INSTRUCTIONS FOR THE TASK |
Word for word, restate the records that appear below.

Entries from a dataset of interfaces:
*-*-*

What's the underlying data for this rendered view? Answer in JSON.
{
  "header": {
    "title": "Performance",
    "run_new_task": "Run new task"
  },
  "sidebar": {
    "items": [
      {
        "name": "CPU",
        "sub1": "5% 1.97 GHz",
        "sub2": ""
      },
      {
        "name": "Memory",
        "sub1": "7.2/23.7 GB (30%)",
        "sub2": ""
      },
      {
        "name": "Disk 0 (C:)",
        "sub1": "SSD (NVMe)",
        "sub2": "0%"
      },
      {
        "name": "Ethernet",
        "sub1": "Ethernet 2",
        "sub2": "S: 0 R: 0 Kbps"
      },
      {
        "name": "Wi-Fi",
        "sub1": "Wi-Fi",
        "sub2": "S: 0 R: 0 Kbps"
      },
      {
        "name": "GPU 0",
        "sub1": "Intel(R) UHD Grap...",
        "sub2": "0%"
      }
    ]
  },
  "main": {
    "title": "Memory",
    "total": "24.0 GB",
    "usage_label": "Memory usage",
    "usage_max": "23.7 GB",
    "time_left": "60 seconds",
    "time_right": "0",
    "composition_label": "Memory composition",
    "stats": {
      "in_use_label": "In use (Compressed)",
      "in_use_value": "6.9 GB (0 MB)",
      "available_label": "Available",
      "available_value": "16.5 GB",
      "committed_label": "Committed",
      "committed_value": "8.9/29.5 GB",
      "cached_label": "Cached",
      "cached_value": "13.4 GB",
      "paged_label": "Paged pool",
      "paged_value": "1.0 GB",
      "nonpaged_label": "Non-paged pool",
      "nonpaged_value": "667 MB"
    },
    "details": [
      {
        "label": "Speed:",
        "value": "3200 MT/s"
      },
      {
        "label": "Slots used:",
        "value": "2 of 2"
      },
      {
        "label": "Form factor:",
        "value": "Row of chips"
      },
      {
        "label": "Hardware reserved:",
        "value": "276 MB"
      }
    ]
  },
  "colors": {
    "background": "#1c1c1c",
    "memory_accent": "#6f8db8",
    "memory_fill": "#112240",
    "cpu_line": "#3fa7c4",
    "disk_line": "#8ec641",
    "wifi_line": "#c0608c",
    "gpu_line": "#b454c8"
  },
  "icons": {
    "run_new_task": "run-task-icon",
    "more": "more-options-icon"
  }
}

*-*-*

ANSWER TO THIS PROBLEM |
What's the underlying data for this rendered view? Answer in JSON.
{
  "header": {
    "title": "Performance",
    "run_new_task": "Run new task"
  },
  "sidebar": {
    "items": [
      {
        "name": "CPU",
        "sub1": "5% 1.97 GHz",
        "sub2": ""
      },
      {
        "name": "Memory",
        "sub1": "7.2/23.7 GB (30%)",
        "sub2": ""
      },
      {
        "name": "Disk 0 (C:)",
        "sub1": "SSD (NVMe)",
        "sub2": "0%"
      },
      {
        "name": "Ethernet",
        "sub1": "Ethernet 2",
        "sub2": "S: 0 R: 0 Kbps"
      },
      {
        "name": "Wi-Fi",
        "sub1": "Wi-Fi",
        "sub2": "S: 0 R: 0 Kbps"
      },
      {
        "name": "GPU 0",
        "sub1": "Intel(R) UHD Grap...",
        "sub2": "0%"
      }
    ]
  },
  "main": {
    "title": "Memory",
    "total": "24.0 GB",
    "usage_label": "Memory usage",
    "usage_max": "23.7 GB",
    "time_left": "60 seconds",
    "time_right": "0",
    "composition_label": "Memory composition",
    "stats": {
      "in_use_label": "In use (Compressed)",
      "in_use_value": "6.9 GB (0 MB)",
      "available_label": "Available",
      "available_value": "16.5 GB",
      "committed_label": "Committed",
      "committed_value": "8.9/29.5 GB",
      "cached_label": "Cached",
      "cached_value": "13.4 GB",
      "paged_label": "Paged pool",
      "paged_value": "1.0 GB",
      "nonpaged_label": "Non-paged pool",
      "nonpaged_value": "667 MB"
    },
    "details": [
      {
        "label": "Speed:",
        "value": "3200 MT/s"
      },
      {
        "label": "Slots used:",
        "value": "2 of 2"
      },
      {
        "label": "Form factor:",
        "value": "Row of chips"
      },
      {
        "label": "Hardware reserved:",
        "value": "276 MB"
      }
    ]
  },
  "colors": {
    "background": "#1c1c1c",
    "memory_accent": "#6f8db8",
    "memory_fill": "#112240",
    "cpu_line": "#3fa7c4",
    "disk_line": "#8ec641",
    "wifi_line": "#c0608c",
    "gpu_line": "#b454c8"
  },
  "icons": {
    "run_new_task": "run-task-icon",
    "more": "more-options-icon"
  }
}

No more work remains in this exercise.